Nomination by Prof. Gridley: Megan considers the work silence is doing in this story aesthetically and ontologically. She addresses the paradoxical nature of silence, the ground it offers imagination, and the limit it presents to human life and memory. She performs close reading and theoretical synthesis. She cites One Flew Over the Cuckoo’s Nest (not an assigned text) as analog to Marquez’ fictional treatment of invention. I like that her assessment of invention is skeptical and sympathetic: fictionalized memory might be “false” (as she suggests in her title), but it is an understandable response to extinction, a “silencing” power ample enough to renew community.

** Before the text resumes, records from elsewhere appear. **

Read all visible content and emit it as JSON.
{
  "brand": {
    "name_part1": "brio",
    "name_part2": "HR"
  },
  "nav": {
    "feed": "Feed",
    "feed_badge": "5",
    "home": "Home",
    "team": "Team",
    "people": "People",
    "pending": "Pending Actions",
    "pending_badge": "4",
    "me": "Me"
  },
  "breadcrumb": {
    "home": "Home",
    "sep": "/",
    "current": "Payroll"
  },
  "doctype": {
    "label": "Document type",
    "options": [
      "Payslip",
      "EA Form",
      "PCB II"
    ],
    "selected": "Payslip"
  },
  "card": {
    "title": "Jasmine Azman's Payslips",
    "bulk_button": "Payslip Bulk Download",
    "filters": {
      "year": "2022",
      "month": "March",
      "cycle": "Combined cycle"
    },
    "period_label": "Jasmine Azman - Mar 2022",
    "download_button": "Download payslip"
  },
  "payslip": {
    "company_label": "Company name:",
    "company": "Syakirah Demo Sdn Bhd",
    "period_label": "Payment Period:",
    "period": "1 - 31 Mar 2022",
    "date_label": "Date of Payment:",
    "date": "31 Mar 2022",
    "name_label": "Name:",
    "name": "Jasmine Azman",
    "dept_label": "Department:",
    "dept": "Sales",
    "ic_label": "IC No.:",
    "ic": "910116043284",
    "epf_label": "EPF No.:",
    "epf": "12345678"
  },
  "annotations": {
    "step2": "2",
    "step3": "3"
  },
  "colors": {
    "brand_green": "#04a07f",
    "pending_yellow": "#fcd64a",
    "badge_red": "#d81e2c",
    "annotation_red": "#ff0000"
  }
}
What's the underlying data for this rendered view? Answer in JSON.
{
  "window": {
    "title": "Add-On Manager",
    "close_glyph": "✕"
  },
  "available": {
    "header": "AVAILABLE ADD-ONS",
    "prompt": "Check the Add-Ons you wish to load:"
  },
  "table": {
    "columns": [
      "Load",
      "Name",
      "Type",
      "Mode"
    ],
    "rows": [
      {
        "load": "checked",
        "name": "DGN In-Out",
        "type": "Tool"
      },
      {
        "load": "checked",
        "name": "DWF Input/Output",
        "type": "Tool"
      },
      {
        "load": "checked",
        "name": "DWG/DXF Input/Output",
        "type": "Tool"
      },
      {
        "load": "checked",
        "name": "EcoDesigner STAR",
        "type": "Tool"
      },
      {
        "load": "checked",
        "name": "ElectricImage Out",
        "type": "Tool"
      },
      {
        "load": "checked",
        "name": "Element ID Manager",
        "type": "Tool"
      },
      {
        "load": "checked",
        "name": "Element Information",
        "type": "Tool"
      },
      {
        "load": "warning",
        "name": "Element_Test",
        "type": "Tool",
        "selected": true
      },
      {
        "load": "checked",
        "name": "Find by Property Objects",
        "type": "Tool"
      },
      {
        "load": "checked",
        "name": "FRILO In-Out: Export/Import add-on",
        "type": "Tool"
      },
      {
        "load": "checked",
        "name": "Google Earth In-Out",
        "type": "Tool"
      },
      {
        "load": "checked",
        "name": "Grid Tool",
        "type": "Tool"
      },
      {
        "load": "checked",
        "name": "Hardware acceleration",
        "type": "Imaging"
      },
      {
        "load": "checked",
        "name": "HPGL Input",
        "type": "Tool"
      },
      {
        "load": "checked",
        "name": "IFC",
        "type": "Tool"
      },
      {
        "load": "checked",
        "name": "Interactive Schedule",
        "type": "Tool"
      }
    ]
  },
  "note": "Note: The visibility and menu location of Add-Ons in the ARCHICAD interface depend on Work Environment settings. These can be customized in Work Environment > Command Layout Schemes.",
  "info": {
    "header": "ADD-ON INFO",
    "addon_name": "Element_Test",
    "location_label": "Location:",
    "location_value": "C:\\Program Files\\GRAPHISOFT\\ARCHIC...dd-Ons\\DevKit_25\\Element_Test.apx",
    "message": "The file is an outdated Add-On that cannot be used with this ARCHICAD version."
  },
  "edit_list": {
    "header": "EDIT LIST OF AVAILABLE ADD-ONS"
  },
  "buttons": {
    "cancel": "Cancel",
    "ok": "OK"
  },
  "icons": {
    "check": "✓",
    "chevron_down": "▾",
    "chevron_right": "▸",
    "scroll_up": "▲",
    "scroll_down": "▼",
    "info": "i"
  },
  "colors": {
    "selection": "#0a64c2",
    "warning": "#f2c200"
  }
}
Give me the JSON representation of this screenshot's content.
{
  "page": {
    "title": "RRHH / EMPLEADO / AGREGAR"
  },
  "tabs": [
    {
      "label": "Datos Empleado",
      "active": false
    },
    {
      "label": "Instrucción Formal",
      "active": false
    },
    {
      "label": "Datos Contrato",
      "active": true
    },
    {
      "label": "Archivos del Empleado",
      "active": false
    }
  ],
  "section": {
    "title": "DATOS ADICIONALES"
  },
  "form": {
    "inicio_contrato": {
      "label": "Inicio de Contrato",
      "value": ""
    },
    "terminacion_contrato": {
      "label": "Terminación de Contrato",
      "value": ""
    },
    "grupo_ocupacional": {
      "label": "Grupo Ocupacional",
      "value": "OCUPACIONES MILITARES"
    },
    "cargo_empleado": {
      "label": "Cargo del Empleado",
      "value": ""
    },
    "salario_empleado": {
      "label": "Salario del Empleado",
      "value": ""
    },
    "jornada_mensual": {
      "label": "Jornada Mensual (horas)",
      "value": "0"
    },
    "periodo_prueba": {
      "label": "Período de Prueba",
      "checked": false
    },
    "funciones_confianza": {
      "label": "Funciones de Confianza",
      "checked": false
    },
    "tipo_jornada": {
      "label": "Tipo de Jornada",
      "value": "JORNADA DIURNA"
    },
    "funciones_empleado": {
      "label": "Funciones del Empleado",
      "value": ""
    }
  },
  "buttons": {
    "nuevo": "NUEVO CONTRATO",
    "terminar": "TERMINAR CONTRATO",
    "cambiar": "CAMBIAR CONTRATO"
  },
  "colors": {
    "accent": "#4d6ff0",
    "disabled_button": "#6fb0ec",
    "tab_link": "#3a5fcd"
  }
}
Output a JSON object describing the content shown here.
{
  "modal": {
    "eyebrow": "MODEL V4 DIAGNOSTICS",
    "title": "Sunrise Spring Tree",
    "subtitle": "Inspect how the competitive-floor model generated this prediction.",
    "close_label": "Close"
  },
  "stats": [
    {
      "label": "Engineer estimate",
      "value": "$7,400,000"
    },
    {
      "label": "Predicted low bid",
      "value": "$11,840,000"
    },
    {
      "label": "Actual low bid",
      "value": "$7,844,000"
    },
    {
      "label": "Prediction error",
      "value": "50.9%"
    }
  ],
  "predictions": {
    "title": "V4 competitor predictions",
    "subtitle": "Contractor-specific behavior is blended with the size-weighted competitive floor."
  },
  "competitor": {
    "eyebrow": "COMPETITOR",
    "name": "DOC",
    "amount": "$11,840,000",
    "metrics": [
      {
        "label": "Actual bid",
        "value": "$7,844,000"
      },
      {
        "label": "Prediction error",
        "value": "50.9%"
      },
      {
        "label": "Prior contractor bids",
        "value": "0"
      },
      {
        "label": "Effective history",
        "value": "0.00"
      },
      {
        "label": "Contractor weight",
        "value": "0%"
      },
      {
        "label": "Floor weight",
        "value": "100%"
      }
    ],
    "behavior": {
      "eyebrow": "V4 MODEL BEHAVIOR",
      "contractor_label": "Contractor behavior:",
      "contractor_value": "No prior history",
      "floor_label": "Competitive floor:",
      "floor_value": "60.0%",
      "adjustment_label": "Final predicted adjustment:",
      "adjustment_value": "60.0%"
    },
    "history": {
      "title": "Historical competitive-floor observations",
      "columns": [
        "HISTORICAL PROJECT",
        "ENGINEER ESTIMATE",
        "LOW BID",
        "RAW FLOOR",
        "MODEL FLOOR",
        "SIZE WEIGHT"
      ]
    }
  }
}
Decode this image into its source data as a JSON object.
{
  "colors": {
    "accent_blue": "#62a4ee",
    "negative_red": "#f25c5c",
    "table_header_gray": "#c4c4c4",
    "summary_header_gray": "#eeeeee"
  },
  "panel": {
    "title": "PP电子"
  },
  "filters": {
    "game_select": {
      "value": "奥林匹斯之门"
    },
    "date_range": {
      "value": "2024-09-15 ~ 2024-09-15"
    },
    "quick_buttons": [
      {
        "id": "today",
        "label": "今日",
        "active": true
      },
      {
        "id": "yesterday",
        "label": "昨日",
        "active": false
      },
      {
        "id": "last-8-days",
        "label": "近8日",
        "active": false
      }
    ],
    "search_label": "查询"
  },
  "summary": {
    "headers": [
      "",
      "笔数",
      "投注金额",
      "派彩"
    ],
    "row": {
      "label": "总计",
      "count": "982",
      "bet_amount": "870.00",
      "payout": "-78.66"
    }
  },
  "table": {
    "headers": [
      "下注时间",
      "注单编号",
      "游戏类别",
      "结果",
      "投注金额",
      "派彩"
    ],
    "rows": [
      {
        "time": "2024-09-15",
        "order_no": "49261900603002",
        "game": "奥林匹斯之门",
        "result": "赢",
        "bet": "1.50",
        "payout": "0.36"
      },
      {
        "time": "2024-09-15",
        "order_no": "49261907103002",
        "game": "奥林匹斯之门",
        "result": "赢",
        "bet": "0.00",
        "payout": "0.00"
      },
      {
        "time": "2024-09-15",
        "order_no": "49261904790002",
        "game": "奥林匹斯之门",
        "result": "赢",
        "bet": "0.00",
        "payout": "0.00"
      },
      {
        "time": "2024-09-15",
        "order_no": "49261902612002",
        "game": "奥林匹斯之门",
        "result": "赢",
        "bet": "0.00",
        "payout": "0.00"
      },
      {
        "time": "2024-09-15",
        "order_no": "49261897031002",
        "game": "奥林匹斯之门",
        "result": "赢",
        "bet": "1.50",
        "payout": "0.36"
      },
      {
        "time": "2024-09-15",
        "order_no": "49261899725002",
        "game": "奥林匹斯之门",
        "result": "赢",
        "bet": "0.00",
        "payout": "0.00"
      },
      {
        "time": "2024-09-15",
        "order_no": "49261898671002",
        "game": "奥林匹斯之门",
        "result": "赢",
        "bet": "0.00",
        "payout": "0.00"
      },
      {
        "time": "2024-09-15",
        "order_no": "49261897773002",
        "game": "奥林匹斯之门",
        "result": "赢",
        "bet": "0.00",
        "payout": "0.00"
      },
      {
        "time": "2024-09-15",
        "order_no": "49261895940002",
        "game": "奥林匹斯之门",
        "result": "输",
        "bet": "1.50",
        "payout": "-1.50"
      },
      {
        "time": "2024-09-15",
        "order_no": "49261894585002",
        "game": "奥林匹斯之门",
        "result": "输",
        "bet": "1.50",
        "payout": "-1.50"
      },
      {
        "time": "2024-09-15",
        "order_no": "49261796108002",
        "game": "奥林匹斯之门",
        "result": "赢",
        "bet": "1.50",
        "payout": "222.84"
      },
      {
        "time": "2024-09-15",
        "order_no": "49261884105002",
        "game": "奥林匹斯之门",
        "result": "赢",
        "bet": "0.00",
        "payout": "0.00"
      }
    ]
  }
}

2016-2017 FSEM Essay Prize Winners
Both prize winners this year were asked to select a certain topic and present an argument, as well as support their argument with research and analysis. In “Unethical Behavior in the Wounded Warrior Project,” student Claire Howard details the unethical behavior of a charity organization meant to support U.S. veterans. Readers will find this essay to be well-organized; every paragraph is well-structured and transitions smoothly to the next. In many parts of the essay, she offers insightful analysis of how this example of a charitable organization affects our view of charity. Her sophisticated writing style reads like a story.
In Yiyang Wang’s essay, readers learn about the book “An Unquiet Mind” and its protagonist Kay Redfield Jamison, a psychiatrist diagnosed with manic depression. Wang demonstrates the many ways that Jamison uses personal anecdotes to spark empathy in her readers for those with mental health issues. Wang’s well-organized writing and thoughtful selection of excerpts from Jamison’s book make this an engaging read. Both of these essays are prime examples of writing that is organized, well-researched, and thoroughly analyzed. Not only do the writers choose provocative topics, their presentation of those topics easily engages and persuades readers.
“Unethical Behavior in the Wounded Warrior Project” by Claire Howard
Written for FSSO 119: Philanthropy in America; Barbara Burgess-Van Aken (Seminar Leader)
Assignment Description: The prompt for this essay was to examine and make an argument about a controversy or ethical dilemma that relates to philanthropy. Examples of issues to discuss include scandals in the nonprofit world, policies related to honoring the intentions of donors, accepting gifts with strings attached, or taking gifts from criminals.
“Two Sides of a Coin – Analysis of An Unquiet Mind” by Yiyang Wang
Written for FSCC 100: Social Meanings of Health; Mary Assad (Seminar Leader)
Assignment Description: This mid-semester analysis essay asked students to choose a personal illness narrative we had discussed in class and make an argument about the narrative’s rhetorical strategies. The prompt stated, “In your essay, begin by identifying the target audience and the changes the writer seeks to enact in the audience’s beliefs or behaviors. Then, explore how the writer attempts to persuade this audience. What strategies does he/she use to make the memoir interesting, relevant, engaging, meaningful, or memorable? Conclude by evaluating the narrative’s effectiveness: do you think it would successfully persuade the target audience? Why or why not?”
In previous years, SAGES and the Writing Program published the prize-winning essays in booklets. You can find previous SAGES First Seminar Essay Award recipients here in these archives.